== Segment start ==

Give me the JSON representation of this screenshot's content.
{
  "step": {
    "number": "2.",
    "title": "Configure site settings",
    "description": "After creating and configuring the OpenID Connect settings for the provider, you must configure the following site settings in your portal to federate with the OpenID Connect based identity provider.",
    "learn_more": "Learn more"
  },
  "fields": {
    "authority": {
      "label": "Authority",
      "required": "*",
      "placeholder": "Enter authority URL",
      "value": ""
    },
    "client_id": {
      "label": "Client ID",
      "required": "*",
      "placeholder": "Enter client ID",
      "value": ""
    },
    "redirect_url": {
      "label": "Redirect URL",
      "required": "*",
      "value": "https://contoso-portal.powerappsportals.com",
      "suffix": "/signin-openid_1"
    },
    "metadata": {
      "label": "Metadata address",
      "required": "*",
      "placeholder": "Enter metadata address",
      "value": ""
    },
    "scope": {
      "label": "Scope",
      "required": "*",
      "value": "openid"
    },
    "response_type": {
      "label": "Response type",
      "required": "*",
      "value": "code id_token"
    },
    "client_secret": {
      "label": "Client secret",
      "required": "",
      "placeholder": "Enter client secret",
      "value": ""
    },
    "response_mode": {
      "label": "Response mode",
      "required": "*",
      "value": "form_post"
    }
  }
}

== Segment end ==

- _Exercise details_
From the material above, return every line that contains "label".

- _Result of this exercise_
      "label": "Authority",
      "label": "Client ID",
      "label": "Redirect URL",
      "label": "Metadata address",
      "label": "Scope",
      "label": "Response type",
      "label": "Client secret",
      "label": "Response mode",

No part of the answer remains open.